TheH scored a big pack of toilet paper on his weekly grocery shop run last week. But more importantly, there were containers of Chlorox disinfecting wipes at Target! It was like hitting the lottery number. The limit was one container per customer, but that’s one more than we’ve been able to find, let alone buy, in the last two and a half months. It was very exciting.
We’ve been working on our back deck and yard to make them more user-friendly. The plants are coming along nicely; our azaleas bloomed beautifully this year. We wanted to get a giant umbrella for the deck because its southern exposure makes it really hot in the afternoon if the sun is out. But IKEA, which has one which would be perfect, is closed and apparently not delivering, or at least not reliably. As an alternative we bought a camping sun tarp from REI. It’s big enough to cover more than half of the deck and we’re able to anchor it securely. We have to take it down on windy and stormy days, but it doesn’t take long to put it up or pack it away, so we think it will work. It makes the deck much more usable.
I’m feeling better about going outside for exercise even when the paths are crowded after reading this post on Coronavirus transmission. It’s fascinating to see all the findings aggregated together and discussed in one place by someone who has the training and expertise to interpret the research. The highest levels of transmission occur in closed spaces where people congregate for sustained periods of time. It makes me sad that collective social and business events like parties and conferences (and funerals) are breeding grounds, but it makes sense. It also makes sense that airflow in closed spaces is a critical factor in how the virus spreads or doesn’t.

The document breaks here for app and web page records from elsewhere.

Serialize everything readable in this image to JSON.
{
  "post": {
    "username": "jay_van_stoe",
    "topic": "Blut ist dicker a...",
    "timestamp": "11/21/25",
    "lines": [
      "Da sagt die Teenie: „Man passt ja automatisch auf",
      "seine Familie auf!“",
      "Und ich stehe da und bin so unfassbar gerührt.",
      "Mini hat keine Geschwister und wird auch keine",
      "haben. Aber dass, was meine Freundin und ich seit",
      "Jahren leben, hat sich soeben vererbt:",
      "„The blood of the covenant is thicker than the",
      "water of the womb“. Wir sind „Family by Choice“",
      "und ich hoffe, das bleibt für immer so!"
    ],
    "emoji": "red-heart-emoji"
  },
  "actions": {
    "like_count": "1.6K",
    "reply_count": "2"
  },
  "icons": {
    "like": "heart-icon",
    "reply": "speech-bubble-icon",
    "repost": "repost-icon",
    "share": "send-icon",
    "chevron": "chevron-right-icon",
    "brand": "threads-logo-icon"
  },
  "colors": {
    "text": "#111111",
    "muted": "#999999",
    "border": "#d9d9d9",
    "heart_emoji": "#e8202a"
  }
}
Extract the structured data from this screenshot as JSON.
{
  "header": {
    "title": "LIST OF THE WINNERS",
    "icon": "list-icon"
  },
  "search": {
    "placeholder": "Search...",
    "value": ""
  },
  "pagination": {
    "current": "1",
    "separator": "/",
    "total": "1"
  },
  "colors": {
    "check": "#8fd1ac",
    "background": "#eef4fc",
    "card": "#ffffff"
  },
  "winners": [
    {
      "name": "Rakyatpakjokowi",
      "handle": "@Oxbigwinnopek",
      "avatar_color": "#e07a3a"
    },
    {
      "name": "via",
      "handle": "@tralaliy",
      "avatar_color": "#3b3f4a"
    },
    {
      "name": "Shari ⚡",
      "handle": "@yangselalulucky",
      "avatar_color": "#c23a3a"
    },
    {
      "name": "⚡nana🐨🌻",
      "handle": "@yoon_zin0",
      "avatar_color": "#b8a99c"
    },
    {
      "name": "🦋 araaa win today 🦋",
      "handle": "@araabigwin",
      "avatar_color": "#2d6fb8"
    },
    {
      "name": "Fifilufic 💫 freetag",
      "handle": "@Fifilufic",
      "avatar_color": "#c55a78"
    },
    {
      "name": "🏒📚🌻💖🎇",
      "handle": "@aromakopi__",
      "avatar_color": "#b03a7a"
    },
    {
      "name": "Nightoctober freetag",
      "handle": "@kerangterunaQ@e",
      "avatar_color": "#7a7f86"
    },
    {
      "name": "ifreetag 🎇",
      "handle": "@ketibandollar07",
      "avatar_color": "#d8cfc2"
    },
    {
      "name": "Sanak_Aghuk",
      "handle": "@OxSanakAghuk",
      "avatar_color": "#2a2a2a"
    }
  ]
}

I’ll wrap up the work stuff that’s due in the next week or two and start putting together the material I need for the reports to the next DUS. And TheH and I will continue to talk about how to manage the summer. We don’t have to make any long-term decisions any time soon, thank goodness.